### Task objective
For this exercise, repeat the whole listing below exactly. Leave the pictures out.

### Dataset excerpts
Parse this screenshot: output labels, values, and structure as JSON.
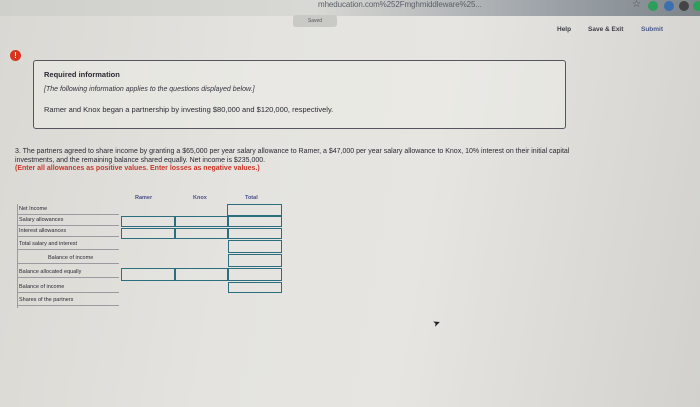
{
  "browser": {
    "url": "mheducation.com%252Fmghmiddleware%25..."
  },
  "header": {
    "saved_label": "Saved",
    "help_label": "Help",
    "save_exit_label": "Save & Exit",
    "submit_label": "Submit"
  },
  "info": {
    "title": "Required information",
    "note": "[The following information applies to the questions displayed below.]",
    "text": "Ramer and Knox began a partnership by investing $80,000 and $120,000, respectively."
  },
  "question": {
    "text": "3. The partners agreed to share income by granting a $65,000 per year salary allowance to Ramer, a $47,000 per year salary allowance to Knox, 10% interest on their initial capital investments, and the remaining balance shared equally. Net income is $235,000.",
    "instruction": "(Enter all allowances as positive values. Enter losses as negative values.)"
  },
  "table": {
    "columns": [
      "Ramer",
      "Knox",
      "Total"
    ],
    "rows": [
      {
        "label": "Net Income",
        "indent": false
      },
      {
        "label": "Salary allowances",
        "indent": false
      },
      {
        "label": "Interest allowances",
        "indent": false
      },
      {
        "label": "Total salary and interest",
        "indent": false
      },
      {
        "label": "Balance of income",
        "indent": true
      },
      {
        "label": "Balance allocated equally",
        "indent": false
      },
      {
        "label": "Balance of income",
        "indent": false
      },
      {
        "label": "Shares of the partners",
        "indent": false
      }
    ]
  },
  "colors": {
    "alert": "#d8331f",
    "instruction": "#c8372a",
    "input_border": "#2d6e7e"
  }
}
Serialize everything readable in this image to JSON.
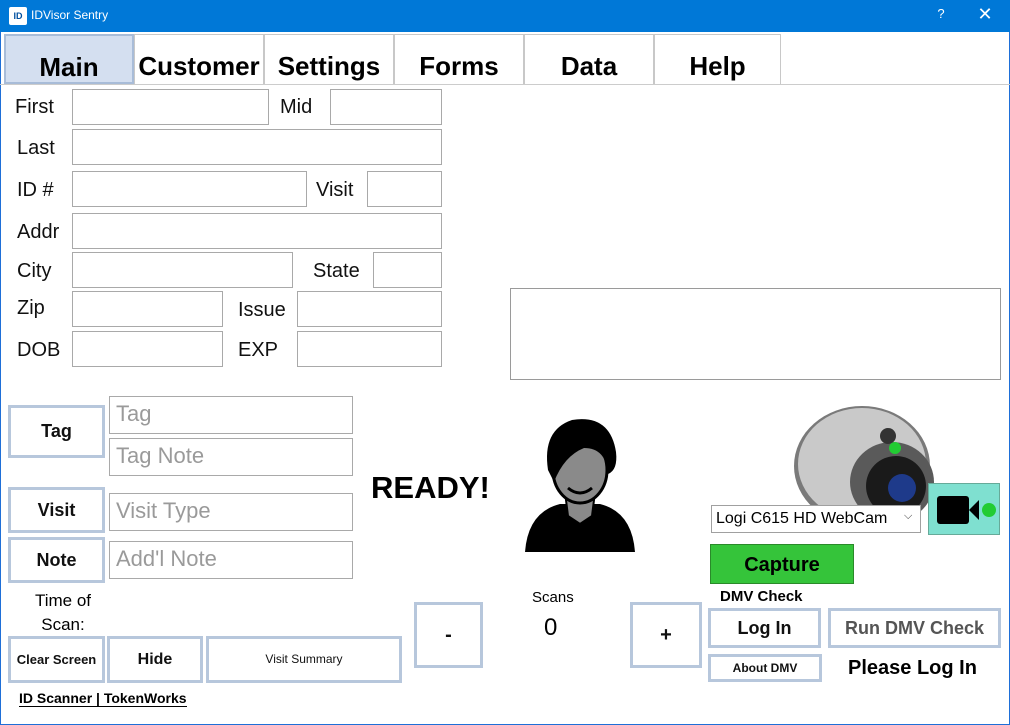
{
  "window": {
    "title": "IDVisor Sentry",
    "help": "?",
    "close": "✕",
    "app_icon_text": "ID"
  },
  "tabs": [
    "Main",
    "Customer",
    "Settings",
    "Forms",
    "Data",
    "Help"
  ],
  "form": {
    "first_label": "First",
    "mid_label": "Mid",
    "last_label": "Last",
    "id_label": "ID #",
    "visit_label": "Visit",
    "addr_label": "Addr",
    "city_label": "City",
    "state_label": "State",
    "zip_label": "Zip",
    "issue_label": "Issue",
    "dob_label": "DOB",
    "exp_label": "EXP"
  },
  "tag_section": {
    "tag_button": "Tag",
    "tag_placeholder": "Tag",
    "tag_note_placeholder": "Tag Note",
    "visit_button": "Visit",
    "visit_type_placeholder": "Visit Type",
    "note_button": "Note",
    "addl_note_placeholder": "Add'l Note"
  },
  "status": "READY!",
  "time_of_scan_label": "Time of Scan:",
  "buttons": {
    "clear_screen": "Clear Screen",
    "hide": "Hide",
    "visit_summary": "Visit Summary",
    "minus": "-",
    "plus": "+"
  },
  "scans": {
    "label": "Scans",
    "value": "0"
  },
  "camera": {
    "selected": "Logi C615 HD WebCam",
    "capture": "Capture",
    "video_icon": "video-camera-icon"
  },
  "dmv": {
    "heading": "DMV Check",
    "log_in": "Log In",
    "run": "Run DMV Check",
    "about": "About DMV",
    "status": "Please Log In"
  },
  "logo": {
    "text": "ID Scanner | TokenWorks"
  },
  "colors": {
    "titlebar": "#0078d7",
    "capture": "#35c43a",
    "video_button": "#7fe0d0"
  }
}
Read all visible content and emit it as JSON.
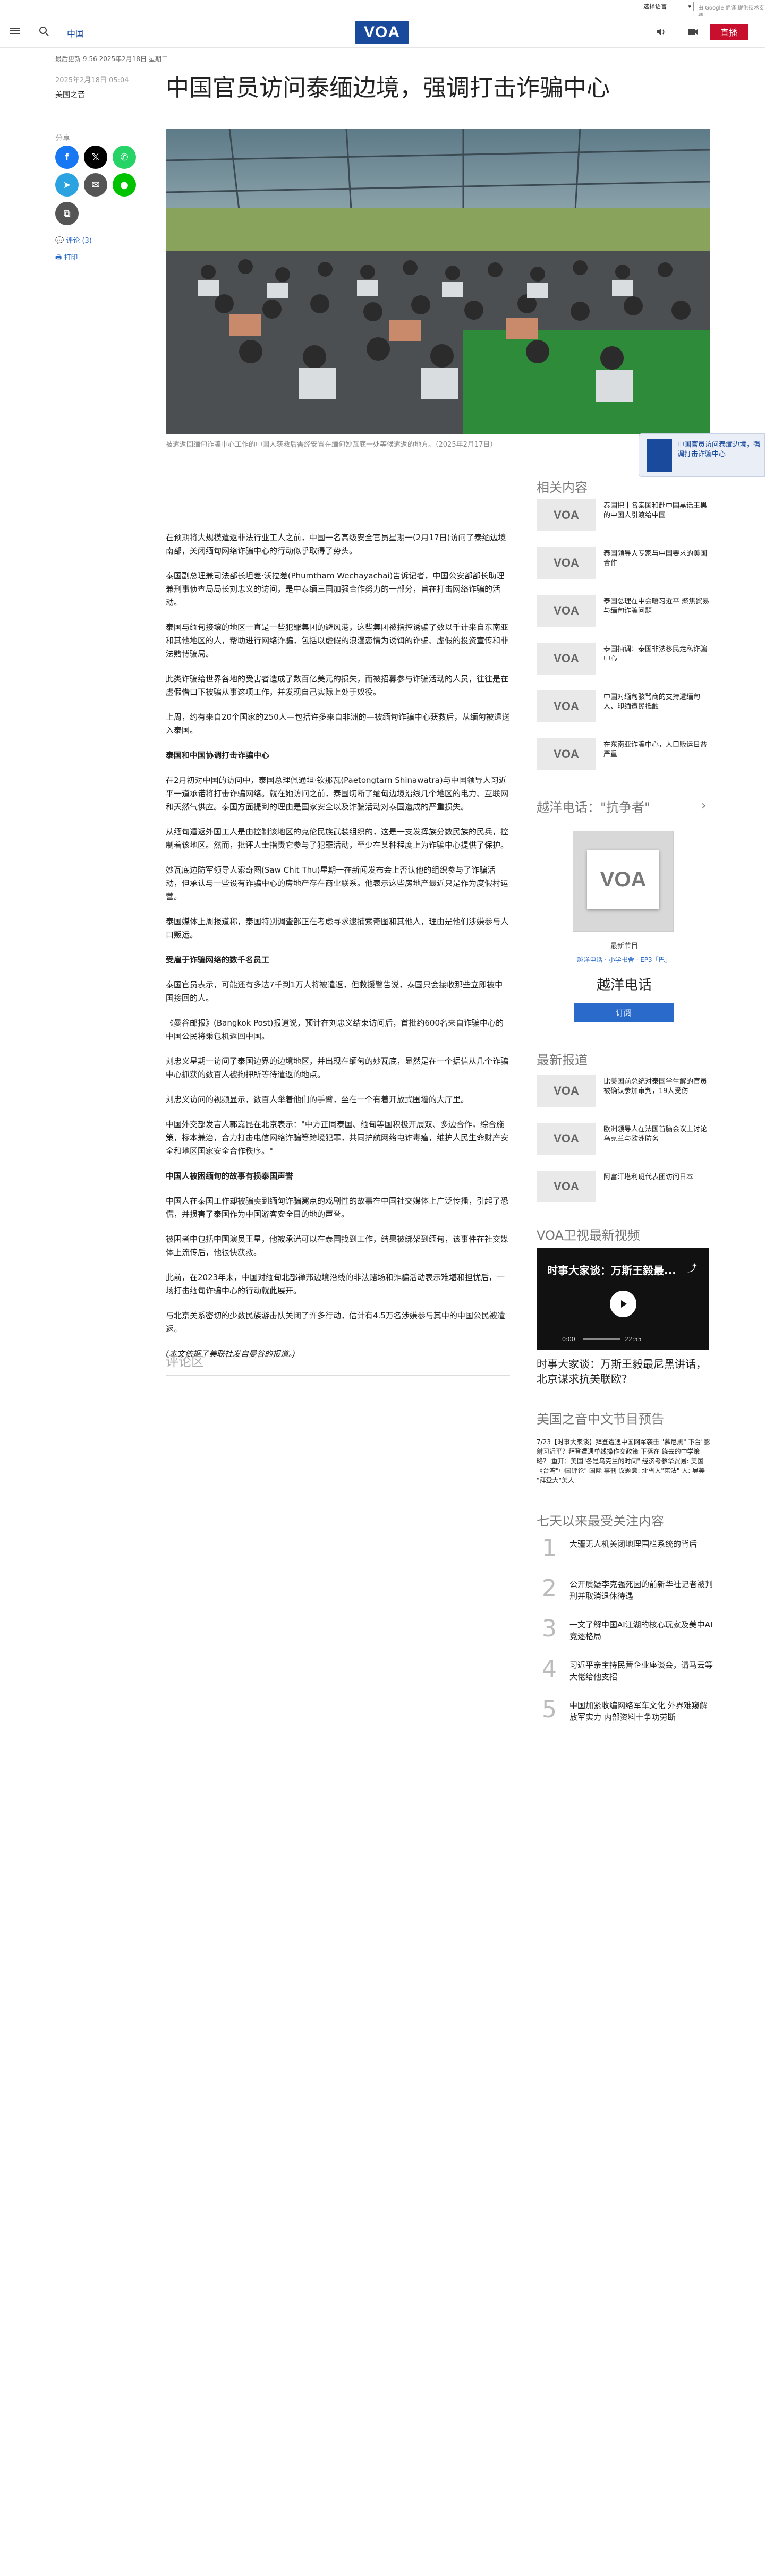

### Response to the task
Parse this screenshot: output labels, values, and structure as JSON.
{
  "browser": {
    "url": "mheducation.com%252Fmghmiddleware%25..."
  },
  "header": {
    "saved_label": "Saved",
    "help_label": "Help",
    "save_exit_label": "Save & Exit",
    "submit_label": "Submit"
  },
  "info": {
    "title": "Required information",
    "note": "[The following information applies to the questions displayed below.]",
    "text": "Ramer and Knox began a partnership by investing $80,000 and $120,000, respectively."
  },
  "question": {
    "text": "3. The partners agreed to share income by granting a $65,000 per year salary allowance to Ramer, a $47,000 per year salary allowance to Knox, 10% interest on their initial capital investments, and the remaining balance shared equally. Net income is $235,000.",
    "instruction": "(Enter all allowances as positive values. Enter losses as negative values.)"
  },
  "table": {
    "columns": [
      "Ramer",
      "Knox",
      "Total"
    ],
    "rows": [
      {
        "label": "Net Income",
        "indent": false
      },
      {
        "label": "Salary allowances",
        "indent": false
      },
      {
        "label": "Interest allowances",
        "indent": false
      },
      {
        "label": "Total salary and interest",
        "indent": false
      },
      {
        "label": "Balance of income",
        "indent": true
      },
      {
        "label": "Balance allocated equally",
        "indent": false
      },
      {
        "label": "Balance of income",
        "indent": false
      },
      {
        "label": "Shares of the partners",
        "indent": false
      }
    ]
  },
  "colors": {
    "alert": "#d8331f",
    "instruction": "#c8372a",
    "input_border": "#2d6e7e"
  }
}
Serialize everything readable in this image to JSON.
{
  "window": {
    "title": "IDVisor Sentry",
    "help": "?",
    "close": "✕",
    "app_icon_text": "ID"
  },
  "tabs": [
    "Main",
    "Customer",
    "Settings",
    "Forms",
    "Data",
    "Help"
  ],
  "form": {
    "first_label": "First",
    "mid_label": "Mid",
    "last_label": "Last",
    "id_label": "ID #",
    "visit_label": "Visit",
    "addr_label": "Addr",
    "city_label": "City",
    "state_label": "State",
    "zip_label": "Zip",
    "issue_label": "Issue",
    "dob_label": "DOB",
    "exp_label": "EXP"
  },
  "tag_section": {
    "tag_button": "Tag",
    "tag_placeholder": "Tag",
    "tag_note_placeholder": "Tag Note",
    "visit_button": "Visit",
    "visit_type_placeholder": "Visit Type",
    "note_button": "Note",
    "addl_note_placeholder": "Add'l Note"
  },
  "status": "READY!",
  "time_of_scan_label": "Time of Scan:",
  "buttons": {
    "clear_screen": "Clear Screen",
    "hide": "Hide",
    "visit_summary": "Visit Summary",
    "minus": "-",
    "plus": "+"
  },
  "scans": {
    "label": "Scans",
    "value": "0"
  },
  "camera": {
    "selected": "Logi C615 HD WebCam",
    "capture": "Capture",
    "video_icon": "video-camera-icon"
  },
  "dmv": {
    "heading": "DMV Check",
    "log_in": "Log In",
    "run": "Run DMV Check",
    "about": "About DMV",
    "status": "Please Log In"
  },
  "logo": {
    "text": "ID Scanner | TokenWorks"
  },
  "colors": {
    "titlebar": "#0078d7",
    "capture": "#35c43a",
    "video_button": "#7fe0d0"
  }
}
Read all visible content and emit it as JSON.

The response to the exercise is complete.